(What you should do): Report how many lines below contain the word "JSON". Give only the number.

(Record excerpts):

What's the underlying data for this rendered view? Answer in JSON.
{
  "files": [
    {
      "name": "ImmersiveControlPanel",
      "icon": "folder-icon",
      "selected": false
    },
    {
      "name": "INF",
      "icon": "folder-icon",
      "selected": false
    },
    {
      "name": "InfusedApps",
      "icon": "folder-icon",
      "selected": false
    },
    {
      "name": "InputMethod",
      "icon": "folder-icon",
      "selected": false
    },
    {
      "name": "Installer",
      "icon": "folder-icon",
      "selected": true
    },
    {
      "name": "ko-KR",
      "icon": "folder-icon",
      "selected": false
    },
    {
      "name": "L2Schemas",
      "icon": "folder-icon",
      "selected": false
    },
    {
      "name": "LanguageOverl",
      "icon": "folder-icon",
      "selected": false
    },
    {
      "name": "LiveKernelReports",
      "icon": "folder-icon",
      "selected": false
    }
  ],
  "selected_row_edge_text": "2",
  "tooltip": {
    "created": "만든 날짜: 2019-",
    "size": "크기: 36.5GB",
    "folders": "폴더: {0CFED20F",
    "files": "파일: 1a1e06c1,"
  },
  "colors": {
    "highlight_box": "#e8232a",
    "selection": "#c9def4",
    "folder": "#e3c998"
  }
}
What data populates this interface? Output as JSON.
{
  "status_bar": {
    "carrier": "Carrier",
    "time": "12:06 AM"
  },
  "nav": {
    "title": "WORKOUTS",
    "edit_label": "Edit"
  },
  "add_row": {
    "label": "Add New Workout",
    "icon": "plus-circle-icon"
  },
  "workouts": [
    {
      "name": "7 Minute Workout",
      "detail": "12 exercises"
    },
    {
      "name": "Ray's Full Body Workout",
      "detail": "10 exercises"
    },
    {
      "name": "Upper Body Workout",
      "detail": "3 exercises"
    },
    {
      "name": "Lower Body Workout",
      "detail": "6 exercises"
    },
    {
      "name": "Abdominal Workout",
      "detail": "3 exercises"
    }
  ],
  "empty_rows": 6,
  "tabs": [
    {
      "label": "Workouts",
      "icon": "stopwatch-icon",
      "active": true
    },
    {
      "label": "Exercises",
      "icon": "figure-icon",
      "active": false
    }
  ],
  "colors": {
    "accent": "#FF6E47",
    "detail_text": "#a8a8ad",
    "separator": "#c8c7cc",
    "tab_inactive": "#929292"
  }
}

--

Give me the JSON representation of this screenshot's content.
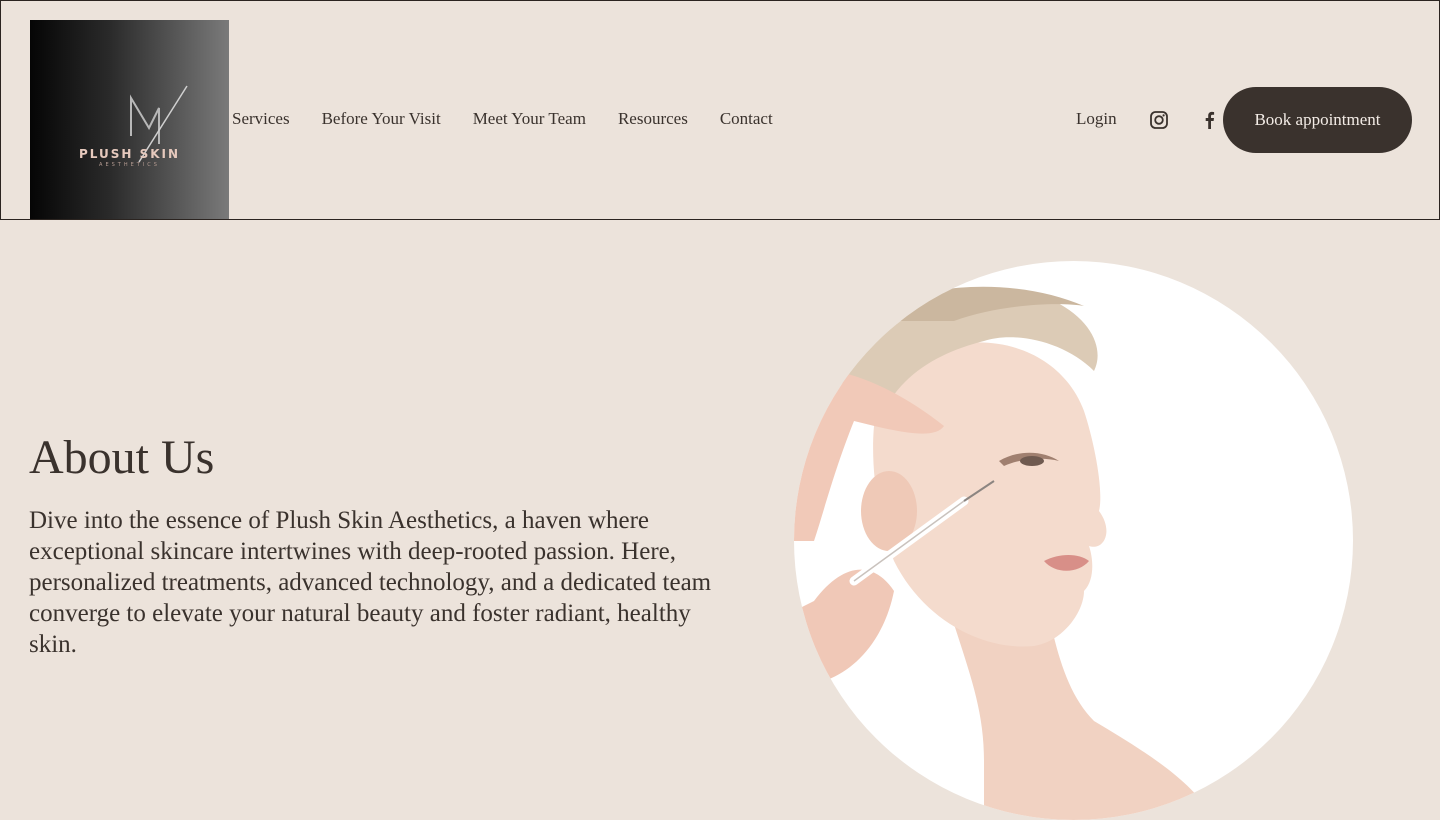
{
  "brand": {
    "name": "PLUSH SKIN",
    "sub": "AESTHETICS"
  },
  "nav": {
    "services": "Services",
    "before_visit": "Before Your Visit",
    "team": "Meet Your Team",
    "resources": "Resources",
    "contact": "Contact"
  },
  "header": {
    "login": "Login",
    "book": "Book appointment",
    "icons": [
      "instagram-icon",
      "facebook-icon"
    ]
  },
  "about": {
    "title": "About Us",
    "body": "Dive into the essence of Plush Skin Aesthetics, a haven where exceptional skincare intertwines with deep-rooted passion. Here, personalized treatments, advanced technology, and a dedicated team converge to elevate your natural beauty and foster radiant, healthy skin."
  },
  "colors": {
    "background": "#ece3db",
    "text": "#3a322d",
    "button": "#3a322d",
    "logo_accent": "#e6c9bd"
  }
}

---

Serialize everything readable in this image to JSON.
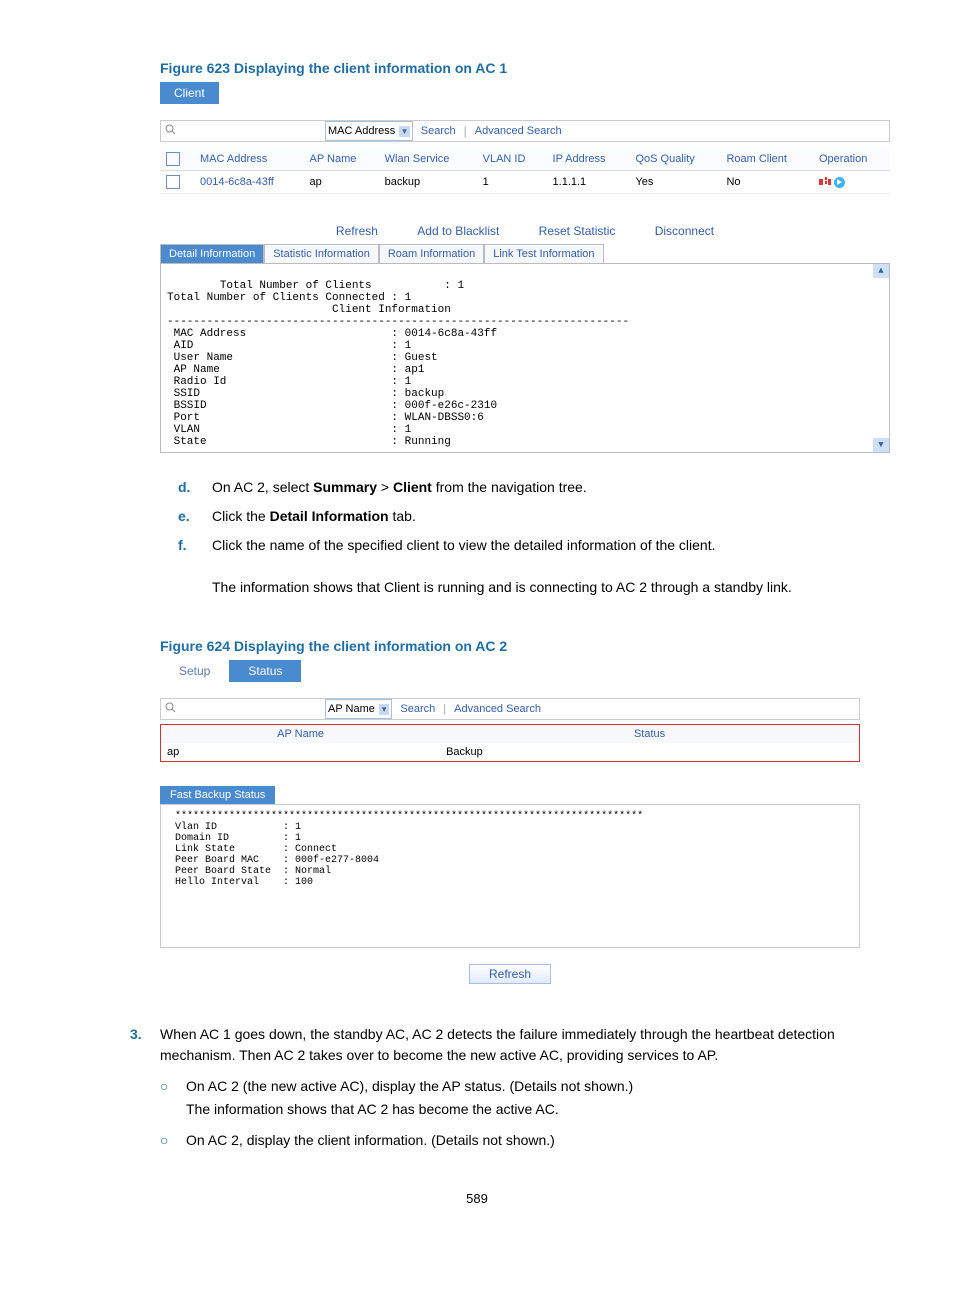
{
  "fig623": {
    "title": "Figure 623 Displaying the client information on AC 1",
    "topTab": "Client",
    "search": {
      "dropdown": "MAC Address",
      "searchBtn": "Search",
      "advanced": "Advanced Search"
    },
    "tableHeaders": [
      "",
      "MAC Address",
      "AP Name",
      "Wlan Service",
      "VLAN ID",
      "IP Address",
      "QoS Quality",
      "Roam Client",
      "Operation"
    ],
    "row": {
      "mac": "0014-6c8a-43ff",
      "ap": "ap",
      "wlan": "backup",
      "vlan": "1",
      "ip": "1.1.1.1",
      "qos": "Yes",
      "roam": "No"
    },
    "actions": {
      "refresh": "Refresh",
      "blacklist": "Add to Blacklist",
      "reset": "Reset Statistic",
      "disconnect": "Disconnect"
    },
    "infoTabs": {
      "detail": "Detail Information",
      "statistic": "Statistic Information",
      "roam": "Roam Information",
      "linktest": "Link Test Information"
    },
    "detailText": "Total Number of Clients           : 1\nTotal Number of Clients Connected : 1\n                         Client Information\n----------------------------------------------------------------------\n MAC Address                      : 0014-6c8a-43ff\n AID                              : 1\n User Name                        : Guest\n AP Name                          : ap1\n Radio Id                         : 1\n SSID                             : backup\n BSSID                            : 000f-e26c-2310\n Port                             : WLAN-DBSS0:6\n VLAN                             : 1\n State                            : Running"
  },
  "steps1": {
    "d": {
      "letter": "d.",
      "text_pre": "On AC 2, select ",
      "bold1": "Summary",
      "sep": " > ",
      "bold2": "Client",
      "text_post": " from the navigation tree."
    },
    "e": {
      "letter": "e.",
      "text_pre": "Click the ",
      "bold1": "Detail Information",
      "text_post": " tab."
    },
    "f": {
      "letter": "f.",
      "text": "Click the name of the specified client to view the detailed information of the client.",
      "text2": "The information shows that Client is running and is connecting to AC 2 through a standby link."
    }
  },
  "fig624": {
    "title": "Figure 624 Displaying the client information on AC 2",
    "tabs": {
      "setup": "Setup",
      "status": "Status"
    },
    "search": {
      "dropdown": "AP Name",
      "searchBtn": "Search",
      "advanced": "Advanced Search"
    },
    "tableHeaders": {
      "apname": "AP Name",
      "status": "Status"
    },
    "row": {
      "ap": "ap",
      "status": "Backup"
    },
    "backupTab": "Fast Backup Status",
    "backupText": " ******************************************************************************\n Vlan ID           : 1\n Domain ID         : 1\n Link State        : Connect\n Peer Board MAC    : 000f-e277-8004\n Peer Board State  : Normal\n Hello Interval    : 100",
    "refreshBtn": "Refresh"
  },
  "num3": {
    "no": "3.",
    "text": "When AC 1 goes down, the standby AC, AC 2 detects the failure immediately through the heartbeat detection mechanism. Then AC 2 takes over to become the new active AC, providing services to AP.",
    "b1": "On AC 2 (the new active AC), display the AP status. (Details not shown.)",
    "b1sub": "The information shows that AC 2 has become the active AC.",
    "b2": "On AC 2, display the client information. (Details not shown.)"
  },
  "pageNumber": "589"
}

(Written reply): 4